When you purchase an item of consumer electronics it isn’t actually the manufacturer who has the main legal responsibility if the product goes wrong. The oft quoted “sale of goods act” applies to the person with whom the customer has exchanged the ownership. In most cases the contract of purchase is with the retailer and thus the onus is with them to assist the customer after sale. A manufacturer has a limited responsibility in the case that the retailer cannot, or will not, honour the warranty but in most cases it is the retailers generosity and discretion that prevails when the customer is speaking directly to the manufacturer.  Also remember that after six months the customer is deemed to have accepted that the goods are in working/acceptable order and if there is a problem after this period the customer must prove that the product was faulty at manufacture. Under six months the manufacturer must prove the product was not faulty at manufacture.

A manufacturer warranty is actually a form of insurance that is generally taken by the manufacturer on the products (either internally or externally guaranteed) and it is measured against the expected returns (when producing hundreds of thousands of units some must fail). A manufacturer may provide the company that purchases (the retailer) that warranty at whatever level suits their business model. In some cases a warranty is a point of negotiation because it must be built into the cost of dealing with that customer. In some circumstances a sales package may be offered to the retailer that says they cannot return any product to the manufacturer, in which case the retailer gets a better price because the cost dealing with that retailer is lower (in both logistics and support). A retailer will have a common warranty period that they can pass on but sometimes they might agree a shorter period because either the quality of the goods cannot be so easily quantified (re-manufactured product) or because they can achieve a lower retail pricing but give the customer a lower service level.

In most cases where a retailer sells the same product (not re-manufactured) as another but offers a lesser warranty this isn’t an indication that you are getting a lesser product and it isn’t that the retailer is trying to con the customer. It is just that they are offering a different service one that is consummate with their business model. This is also the case for extended warranties: they are offered where the supplier wishes to give the customer greater choice or an enhanced service. Although I will acknowledge that in some circumstances extended warranties have been pushed on customers to increase margins and also that re-manufactured stock (which often has a lesser warranty) has sometimes been sold by retailers as new stock without the customer knowing.

 

There pop-up on the forums from time-to-time, and they complain why we don’t have one feature or another. In the latest thread on DigitalSpy they complained that our product didn’t feature 1080p, or DiVx decoding. So, I thought I wanted to post something on DigitalSpy, however common sense and experience tells me if I post it there I might regret it because it could be a reactionary posting by me, so I will post it here to vent:

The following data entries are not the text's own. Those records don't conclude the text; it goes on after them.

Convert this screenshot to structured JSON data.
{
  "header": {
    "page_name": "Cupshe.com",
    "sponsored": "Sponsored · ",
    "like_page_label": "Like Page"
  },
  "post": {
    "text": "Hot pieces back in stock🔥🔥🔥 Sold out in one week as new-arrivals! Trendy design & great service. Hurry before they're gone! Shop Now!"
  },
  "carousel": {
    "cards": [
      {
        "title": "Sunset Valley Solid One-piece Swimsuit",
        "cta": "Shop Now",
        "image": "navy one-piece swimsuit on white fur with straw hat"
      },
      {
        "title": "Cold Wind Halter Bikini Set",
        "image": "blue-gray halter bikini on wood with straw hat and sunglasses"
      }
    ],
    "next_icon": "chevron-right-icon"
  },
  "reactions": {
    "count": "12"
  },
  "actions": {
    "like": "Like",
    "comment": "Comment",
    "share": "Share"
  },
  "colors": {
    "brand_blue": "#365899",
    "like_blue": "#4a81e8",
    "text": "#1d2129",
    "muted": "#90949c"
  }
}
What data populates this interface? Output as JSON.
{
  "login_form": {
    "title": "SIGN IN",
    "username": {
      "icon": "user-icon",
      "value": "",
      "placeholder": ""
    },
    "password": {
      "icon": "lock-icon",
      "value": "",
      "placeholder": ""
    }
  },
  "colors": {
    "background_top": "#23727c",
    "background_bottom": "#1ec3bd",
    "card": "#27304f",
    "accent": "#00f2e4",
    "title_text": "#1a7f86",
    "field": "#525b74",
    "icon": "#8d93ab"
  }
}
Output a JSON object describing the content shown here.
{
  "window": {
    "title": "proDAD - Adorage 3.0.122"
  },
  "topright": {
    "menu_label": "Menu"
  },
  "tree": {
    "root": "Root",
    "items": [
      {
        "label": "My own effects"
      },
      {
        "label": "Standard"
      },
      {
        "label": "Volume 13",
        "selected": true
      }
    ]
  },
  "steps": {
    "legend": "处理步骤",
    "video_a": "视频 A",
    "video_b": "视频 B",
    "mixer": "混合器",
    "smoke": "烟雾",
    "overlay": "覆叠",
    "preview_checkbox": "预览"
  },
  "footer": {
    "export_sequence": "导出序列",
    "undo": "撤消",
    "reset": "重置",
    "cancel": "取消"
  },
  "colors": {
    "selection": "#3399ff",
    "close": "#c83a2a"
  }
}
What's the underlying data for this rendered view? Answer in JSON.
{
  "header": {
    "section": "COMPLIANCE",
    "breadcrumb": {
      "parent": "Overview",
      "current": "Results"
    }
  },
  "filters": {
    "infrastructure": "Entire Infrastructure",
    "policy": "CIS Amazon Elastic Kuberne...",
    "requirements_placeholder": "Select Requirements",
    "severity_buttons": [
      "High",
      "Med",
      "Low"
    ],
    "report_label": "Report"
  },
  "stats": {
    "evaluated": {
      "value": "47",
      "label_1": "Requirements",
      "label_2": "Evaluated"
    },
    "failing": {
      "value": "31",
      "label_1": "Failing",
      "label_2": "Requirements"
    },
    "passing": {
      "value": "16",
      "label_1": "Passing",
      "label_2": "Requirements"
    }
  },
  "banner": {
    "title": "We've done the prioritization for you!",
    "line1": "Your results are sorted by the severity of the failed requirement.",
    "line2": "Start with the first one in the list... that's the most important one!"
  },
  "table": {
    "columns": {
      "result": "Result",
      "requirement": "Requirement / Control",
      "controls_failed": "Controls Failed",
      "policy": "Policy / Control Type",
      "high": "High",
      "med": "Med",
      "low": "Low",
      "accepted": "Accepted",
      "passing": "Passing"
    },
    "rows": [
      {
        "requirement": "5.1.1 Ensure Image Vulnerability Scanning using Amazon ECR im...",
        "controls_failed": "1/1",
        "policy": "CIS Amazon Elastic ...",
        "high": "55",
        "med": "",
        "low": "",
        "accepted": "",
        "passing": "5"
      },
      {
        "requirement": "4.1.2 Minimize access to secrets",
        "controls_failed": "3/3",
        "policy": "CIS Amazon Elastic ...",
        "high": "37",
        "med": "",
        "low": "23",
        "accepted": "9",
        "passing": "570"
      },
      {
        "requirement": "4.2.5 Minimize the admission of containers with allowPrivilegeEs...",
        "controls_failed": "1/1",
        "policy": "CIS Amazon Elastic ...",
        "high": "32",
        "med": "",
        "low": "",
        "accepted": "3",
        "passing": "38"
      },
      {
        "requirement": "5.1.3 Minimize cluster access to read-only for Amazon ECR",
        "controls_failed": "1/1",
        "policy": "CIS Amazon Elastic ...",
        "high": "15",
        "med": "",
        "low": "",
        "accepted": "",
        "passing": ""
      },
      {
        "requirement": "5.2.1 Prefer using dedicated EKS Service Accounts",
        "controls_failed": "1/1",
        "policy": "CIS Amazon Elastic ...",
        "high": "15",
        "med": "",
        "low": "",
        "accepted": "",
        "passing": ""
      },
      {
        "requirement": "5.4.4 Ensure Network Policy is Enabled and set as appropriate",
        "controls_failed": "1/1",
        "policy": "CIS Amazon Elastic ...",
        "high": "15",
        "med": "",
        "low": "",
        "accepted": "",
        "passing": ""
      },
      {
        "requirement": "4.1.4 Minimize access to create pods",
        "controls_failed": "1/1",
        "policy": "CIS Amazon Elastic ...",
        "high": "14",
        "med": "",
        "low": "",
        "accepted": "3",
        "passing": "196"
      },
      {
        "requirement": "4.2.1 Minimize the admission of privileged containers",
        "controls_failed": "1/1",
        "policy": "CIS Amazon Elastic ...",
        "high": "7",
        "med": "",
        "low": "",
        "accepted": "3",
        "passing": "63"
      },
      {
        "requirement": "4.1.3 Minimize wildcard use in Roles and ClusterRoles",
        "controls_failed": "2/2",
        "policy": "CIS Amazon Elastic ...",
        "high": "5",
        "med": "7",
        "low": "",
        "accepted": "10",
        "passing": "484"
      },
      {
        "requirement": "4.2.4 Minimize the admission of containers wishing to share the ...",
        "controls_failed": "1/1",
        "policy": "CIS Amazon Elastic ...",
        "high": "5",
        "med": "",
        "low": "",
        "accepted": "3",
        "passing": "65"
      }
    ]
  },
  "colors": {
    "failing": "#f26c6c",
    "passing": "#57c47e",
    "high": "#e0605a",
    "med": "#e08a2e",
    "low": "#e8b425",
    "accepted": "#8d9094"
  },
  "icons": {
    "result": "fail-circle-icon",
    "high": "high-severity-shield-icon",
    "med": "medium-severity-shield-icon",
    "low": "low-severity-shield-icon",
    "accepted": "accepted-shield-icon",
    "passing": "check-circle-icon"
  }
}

It depends on where you are targeting a product in the market as a manufacturer. We pay a licence for all technology we use (this may be different than you experience) for example we even have to pay a royalty for the use of Phono connectors. It would be a cost for us and eventually for the consumer, we already have people complaining about cost, should we limit our market further?

I won’t defend the scaler in the product, I have been over this issue countless times. Personally I recommend if you aren’t satisfied with the scaler to use the “Original” mode. We manufacture Televisions as well, and I know that the scaler chip we use can cost as much as the entire MPEG decoder chip (in a good TV). In a TV part of the cost you are paying for is the scaler, if we put a dedicated scaler chip in our STB product you would effectively be wasting the money you spent on your LCD TV and paying double.

An experience of using the scaler in a DVD player is more about ensuring the quality of the output of the DVD decoder and is mostly enhanced by using HDMI output for a digital-to-digital movement of signals.

In the end it comes down to a matter of choice, as a manufacturer we make choices that we have to balance (costs/sales) and the consumer has to make a choice to decide if the product is right for them. We make the product we feel most appropriate to make, we even take feedback, but ultimately the we are responsible for the choices and how they affect our sales. Some might even say they don’t have a choice because we are the only manufacturer of Freesat approved HD PVRs, that is still about choice, you don’t have to buy anything or you can buy a non-Freesat product or you can wait until another manufacturer decides to make a product.”

At least here I can remove it…